[Work request]: Every line of the data that includes "icon" should be copied out.

== Records to process ==

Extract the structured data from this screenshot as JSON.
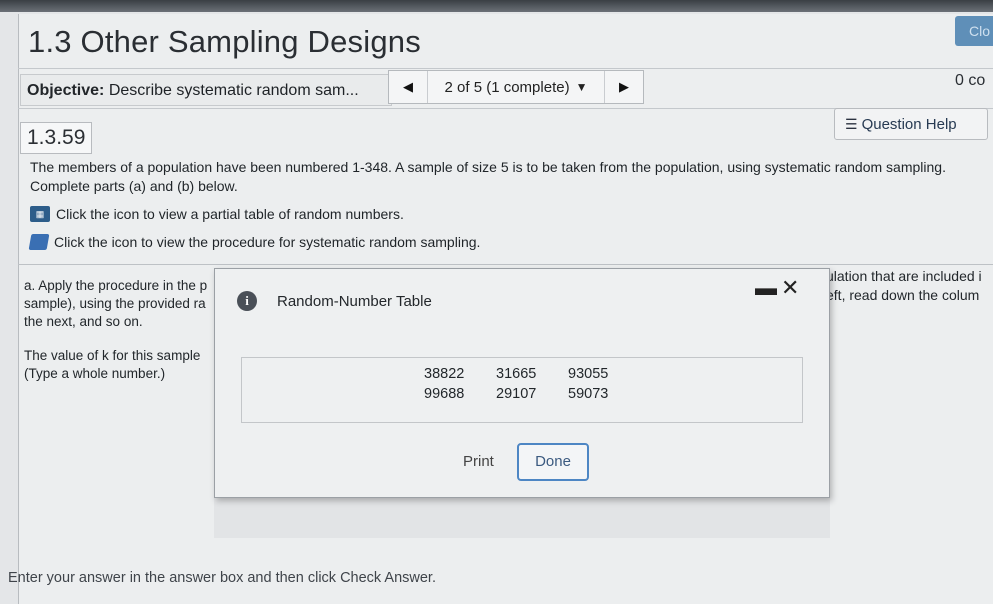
{
  "window": {
    "close_label": "Clo"
  },
  "header": {
    "title": "1.3 Other Sampling Designs",
    "objective_label": "Objective:",
    "objective_text": "Describe systematic random sam...",
    "nav_progress": "2 of 5 (1 complete)",
    "score": "0 co"
  },
  "question": {
    "number": "1.3.59",
    "help_label": "Question Help",
    "text": "The members of a population have been numbered 1-348. A sample of size 5 is to be taken from the population, using systematic random sampling. Complete parts (a) and (b) below.",
    "icon_link_1": "Click the icon to view a partial table of random numbers.",
    "icon_link_2": "Click the icon to view the procedure for systematic random sampling.",
    "part_a_line1": "a. Apply the procedure in the p",
    "part_a_line2": "sample), using the provided ra",
    "part_a_line3": "the next, and so on.",
    "part_a_right1": "ulation that are included i",
    "part_a_right2": "eft, read down the colum",
    "k_prompt": "The value of k for this sample",
    "k_hint": "(Type a whole number.)",
    "footer": "Enter your answer in the answer box and then click Check Answer."
  },
  "dialog": {
    "title": "Random-Number Table",
    "rows": [
      [
        "38822",
        "31665",
        "93055"
      ],
      [
        "99688",
        "29107",
        "59073"
      ]
    ],
    "print_label": "Print",
    "done_label": "Done"
  }
}
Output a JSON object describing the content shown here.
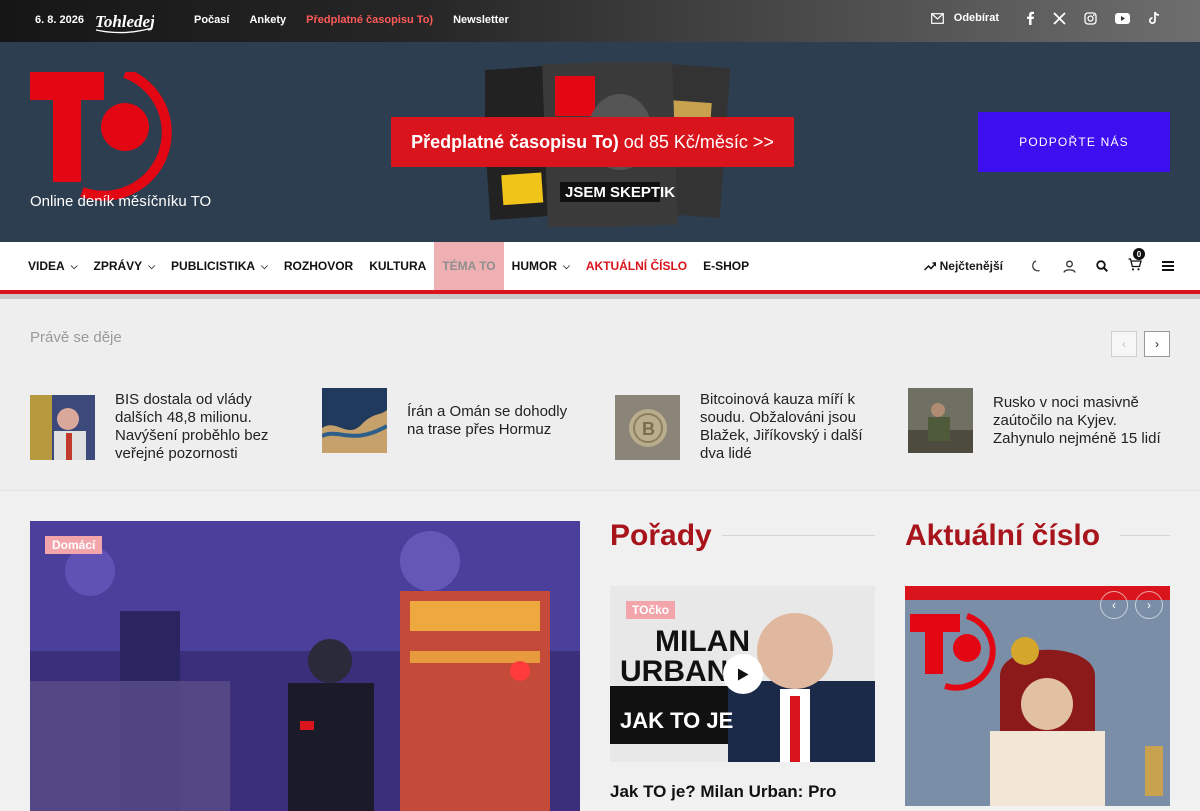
{
  "topbar": {
    "date": "6. 8. 2026",
    "nav": [
      "Počasí",
      "Ankety",
      "Předplatné časopisu To)",
      "Newsletter"
    ],
    "subscribe": "Odebírat"
  },
  "header": {
    "tagline": "Online deník měsíčníku TO",
    "promo_bold": "Předplatné časopisu To)",
    "promo_rest": "od 85 Kč/měsíc >>",
    "support": "PODPOŘTE NÁS"
  },
  "mainnav": {
    "items": [
      "VIDEA",
      "ZPRÁVY",
      "PUBLICISTIKA",
      "ROZHOVOR",
      "KULTURA",
      "TÉMA TO",
      "HUMOR",
      "AKTUÁLNÍ ČÍSLO",
      "E-SHOP"
    ],
    "trending": "Nejčtenější",
    "cart_count": "0"
  },
  "breaking": {
    "label": "Právě se děje",
    "items": [
      "BIS dostala od vlády dalších 48,8 milionu. Navýšení proběhlo bez veřejné pozornosti",
      "Írán a Omán se dohodly na trase přes Hormuz",
      "Bitcoinová kauza míří k soudu. Obžalováni jsou Blažek, Jiříkovský i další dva lidé",
      "Rusko v noci masivně zaútočilo na Kyjev. Zahynulo nejméně 15 lidí"
    ]
  },
  "content": {
    "hero_category": "Domácí",
    "shows_title": "Pořady",
    "show_category": "TOčko",
    "show_headline": "Jak TO je? Milan Urban: Pro",
    "issue_title": "Aktuální číslo"
  },
  "colors": {
    "brand_red": "#d9141c",
    "support_blue": "#3d0ff0",
    "header_bg": "#2c3e50"
  }
}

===

[Result of this task]:
    "icon_link_1": "Click the icon to view a partial table of random numbers.",
    "icon_link_2": "Click the icon to view the procedure for systematic random sampling.",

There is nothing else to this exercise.